Start of EXERCISE MATERIAL

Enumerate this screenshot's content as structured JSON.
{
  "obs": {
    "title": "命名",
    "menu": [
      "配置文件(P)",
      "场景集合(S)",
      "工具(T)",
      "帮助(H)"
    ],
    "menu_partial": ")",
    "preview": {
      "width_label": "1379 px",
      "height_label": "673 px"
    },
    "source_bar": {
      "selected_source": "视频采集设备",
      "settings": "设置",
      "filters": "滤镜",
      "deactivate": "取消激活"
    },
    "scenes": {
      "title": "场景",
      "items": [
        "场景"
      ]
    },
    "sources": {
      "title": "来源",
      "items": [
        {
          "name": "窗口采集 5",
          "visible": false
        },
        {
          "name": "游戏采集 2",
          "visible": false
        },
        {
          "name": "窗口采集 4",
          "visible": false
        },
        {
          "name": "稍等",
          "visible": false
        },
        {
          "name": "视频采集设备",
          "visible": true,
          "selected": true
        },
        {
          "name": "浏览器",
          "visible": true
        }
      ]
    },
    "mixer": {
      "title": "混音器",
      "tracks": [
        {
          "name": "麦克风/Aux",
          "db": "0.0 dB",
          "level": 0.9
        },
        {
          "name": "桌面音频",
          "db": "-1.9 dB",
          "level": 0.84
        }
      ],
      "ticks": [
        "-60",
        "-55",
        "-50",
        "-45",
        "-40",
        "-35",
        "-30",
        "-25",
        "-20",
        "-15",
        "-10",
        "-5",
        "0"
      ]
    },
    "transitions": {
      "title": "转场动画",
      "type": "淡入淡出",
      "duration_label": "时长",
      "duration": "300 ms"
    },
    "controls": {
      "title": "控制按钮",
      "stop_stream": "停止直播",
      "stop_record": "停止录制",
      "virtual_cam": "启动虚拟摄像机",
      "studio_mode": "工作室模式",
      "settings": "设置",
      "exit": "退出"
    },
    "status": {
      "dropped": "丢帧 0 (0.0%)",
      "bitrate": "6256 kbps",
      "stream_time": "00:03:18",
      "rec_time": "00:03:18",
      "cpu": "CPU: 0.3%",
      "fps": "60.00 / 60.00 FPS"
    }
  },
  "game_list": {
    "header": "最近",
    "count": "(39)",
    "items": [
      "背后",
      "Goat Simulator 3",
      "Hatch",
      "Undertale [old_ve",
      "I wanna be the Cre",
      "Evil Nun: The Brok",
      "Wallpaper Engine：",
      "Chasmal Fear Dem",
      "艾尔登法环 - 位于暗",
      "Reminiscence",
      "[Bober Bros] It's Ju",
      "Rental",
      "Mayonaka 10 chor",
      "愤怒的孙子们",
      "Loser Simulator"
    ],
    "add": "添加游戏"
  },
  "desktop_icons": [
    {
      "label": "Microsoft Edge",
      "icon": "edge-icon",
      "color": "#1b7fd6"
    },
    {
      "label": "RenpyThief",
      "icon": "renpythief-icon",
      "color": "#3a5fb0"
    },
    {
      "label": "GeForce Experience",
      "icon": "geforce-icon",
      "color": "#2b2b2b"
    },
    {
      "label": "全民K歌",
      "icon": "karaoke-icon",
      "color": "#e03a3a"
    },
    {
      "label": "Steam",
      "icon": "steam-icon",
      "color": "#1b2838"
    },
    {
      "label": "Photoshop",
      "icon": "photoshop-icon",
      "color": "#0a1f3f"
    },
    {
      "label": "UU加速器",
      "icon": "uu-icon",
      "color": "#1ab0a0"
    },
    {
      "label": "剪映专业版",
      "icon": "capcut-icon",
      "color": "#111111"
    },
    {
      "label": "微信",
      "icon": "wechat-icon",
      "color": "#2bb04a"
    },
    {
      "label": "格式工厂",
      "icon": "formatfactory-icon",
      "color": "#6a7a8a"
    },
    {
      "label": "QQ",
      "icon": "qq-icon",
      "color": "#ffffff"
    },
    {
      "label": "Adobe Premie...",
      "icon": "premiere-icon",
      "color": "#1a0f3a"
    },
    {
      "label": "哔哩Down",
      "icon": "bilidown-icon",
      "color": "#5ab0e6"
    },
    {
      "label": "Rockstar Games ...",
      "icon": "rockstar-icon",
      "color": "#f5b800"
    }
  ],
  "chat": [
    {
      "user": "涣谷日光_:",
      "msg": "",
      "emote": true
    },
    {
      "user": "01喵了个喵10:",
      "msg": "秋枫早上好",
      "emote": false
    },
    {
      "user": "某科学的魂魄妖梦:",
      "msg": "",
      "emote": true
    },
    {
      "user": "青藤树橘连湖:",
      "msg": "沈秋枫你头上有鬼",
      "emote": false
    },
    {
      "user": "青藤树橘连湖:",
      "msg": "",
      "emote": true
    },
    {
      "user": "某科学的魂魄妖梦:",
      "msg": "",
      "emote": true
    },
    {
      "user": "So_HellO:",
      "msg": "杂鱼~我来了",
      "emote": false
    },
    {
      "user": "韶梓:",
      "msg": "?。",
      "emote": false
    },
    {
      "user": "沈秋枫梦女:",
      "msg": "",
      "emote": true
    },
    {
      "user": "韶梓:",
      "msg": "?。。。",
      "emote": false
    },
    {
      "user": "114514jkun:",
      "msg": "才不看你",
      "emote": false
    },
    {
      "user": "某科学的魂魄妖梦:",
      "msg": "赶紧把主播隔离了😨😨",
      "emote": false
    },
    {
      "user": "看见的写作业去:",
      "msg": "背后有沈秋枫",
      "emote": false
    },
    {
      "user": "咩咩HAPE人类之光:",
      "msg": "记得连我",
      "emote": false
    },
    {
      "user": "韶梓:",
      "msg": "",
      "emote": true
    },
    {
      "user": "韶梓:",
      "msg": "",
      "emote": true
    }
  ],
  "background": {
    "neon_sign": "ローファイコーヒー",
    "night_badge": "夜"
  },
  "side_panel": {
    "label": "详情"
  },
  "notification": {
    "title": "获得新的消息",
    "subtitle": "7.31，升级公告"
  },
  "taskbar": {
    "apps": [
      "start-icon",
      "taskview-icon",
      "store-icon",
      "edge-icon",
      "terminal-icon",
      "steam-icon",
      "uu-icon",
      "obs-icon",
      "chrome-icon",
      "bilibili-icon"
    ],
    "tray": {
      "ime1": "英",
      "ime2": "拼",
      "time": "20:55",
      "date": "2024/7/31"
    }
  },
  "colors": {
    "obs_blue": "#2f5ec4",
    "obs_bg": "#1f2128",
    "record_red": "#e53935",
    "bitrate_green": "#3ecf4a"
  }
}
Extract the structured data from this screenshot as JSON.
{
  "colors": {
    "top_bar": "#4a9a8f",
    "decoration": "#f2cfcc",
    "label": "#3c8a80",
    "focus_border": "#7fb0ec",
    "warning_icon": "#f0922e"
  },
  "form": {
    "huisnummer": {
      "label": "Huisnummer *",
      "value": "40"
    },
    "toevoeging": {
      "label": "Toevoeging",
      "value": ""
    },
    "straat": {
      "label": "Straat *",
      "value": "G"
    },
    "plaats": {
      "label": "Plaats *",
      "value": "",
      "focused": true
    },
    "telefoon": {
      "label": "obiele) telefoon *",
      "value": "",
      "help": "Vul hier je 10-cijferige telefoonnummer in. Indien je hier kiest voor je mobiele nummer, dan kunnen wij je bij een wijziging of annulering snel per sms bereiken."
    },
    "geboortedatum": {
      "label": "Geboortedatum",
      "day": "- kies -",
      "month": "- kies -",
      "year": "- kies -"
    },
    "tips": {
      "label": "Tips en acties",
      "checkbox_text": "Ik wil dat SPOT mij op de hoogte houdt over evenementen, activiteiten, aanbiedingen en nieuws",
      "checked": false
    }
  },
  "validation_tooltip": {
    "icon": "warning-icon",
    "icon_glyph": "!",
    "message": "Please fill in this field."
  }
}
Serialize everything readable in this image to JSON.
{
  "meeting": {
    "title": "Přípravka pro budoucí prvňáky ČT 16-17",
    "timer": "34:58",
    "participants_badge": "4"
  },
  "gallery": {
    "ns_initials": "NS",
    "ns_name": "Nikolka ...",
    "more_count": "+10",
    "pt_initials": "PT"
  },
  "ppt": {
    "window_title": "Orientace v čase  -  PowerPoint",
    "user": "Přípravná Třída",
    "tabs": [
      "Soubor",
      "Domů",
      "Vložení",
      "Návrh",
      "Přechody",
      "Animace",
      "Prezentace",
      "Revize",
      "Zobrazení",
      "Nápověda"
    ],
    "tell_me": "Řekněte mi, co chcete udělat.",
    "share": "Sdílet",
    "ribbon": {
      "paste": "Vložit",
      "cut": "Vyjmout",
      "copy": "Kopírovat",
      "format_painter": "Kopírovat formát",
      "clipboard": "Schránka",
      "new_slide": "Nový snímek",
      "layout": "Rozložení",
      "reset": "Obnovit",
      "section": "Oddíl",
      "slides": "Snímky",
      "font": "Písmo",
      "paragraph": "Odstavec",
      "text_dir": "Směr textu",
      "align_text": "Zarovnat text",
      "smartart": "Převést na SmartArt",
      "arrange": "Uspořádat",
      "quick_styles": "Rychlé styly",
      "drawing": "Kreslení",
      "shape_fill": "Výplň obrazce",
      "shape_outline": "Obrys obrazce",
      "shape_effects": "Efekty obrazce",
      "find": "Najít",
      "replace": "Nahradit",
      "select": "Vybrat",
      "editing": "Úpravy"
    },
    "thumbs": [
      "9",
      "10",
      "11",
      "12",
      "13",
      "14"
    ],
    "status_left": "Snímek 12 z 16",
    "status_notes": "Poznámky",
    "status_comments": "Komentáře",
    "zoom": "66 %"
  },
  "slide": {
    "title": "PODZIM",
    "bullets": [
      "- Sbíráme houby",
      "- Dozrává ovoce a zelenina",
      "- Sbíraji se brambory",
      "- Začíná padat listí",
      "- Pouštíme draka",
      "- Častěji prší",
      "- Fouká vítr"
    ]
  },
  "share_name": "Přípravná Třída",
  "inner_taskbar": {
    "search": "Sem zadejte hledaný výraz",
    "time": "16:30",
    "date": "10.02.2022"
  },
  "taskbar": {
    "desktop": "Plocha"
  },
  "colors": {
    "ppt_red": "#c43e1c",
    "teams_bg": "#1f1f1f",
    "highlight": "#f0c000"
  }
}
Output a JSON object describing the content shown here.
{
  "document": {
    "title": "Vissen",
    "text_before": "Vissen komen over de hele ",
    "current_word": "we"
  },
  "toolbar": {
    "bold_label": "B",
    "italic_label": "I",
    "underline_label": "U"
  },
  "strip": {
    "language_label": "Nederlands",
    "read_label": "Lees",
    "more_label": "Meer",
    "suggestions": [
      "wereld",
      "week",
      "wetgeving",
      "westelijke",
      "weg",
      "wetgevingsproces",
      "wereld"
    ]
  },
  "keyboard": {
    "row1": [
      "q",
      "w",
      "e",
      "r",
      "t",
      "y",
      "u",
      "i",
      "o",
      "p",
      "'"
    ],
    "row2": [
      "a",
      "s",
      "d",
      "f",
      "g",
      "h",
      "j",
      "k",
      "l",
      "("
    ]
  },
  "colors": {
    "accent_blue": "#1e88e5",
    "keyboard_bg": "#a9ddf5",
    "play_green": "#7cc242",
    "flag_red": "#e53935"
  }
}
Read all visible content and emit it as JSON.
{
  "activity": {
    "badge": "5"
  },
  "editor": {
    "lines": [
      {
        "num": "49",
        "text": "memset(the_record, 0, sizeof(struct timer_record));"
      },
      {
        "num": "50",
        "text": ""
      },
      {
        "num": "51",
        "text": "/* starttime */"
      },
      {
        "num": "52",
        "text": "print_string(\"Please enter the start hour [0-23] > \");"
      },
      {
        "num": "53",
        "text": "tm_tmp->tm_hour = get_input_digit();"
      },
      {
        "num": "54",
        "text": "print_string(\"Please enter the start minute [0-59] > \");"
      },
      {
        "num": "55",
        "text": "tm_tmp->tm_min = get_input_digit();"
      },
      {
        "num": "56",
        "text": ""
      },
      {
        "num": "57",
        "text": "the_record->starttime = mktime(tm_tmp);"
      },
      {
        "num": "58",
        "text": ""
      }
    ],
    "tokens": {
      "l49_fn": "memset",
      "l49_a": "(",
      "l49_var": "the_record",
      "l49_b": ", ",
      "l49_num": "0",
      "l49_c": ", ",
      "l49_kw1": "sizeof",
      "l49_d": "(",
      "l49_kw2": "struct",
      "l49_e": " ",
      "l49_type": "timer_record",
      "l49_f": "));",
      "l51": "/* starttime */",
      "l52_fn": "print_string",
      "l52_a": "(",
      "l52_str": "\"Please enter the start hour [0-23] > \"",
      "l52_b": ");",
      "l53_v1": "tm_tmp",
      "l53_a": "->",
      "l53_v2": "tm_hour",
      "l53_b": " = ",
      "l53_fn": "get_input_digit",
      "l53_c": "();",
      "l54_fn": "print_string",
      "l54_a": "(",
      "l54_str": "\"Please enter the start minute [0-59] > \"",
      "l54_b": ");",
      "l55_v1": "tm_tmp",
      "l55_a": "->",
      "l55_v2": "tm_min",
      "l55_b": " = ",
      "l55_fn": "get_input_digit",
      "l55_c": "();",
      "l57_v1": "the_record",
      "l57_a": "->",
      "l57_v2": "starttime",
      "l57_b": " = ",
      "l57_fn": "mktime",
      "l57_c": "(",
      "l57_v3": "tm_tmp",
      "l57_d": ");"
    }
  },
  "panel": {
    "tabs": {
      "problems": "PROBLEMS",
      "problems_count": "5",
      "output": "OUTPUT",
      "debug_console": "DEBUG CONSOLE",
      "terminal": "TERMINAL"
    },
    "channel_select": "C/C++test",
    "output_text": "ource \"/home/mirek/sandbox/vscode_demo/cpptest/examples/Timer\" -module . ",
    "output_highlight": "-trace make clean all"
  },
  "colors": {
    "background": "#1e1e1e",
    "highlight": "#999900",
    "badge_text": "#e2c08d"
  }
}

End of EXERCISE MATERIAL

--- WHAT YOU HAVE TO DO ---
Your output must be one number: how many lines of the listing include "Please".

--- RESULT ---
5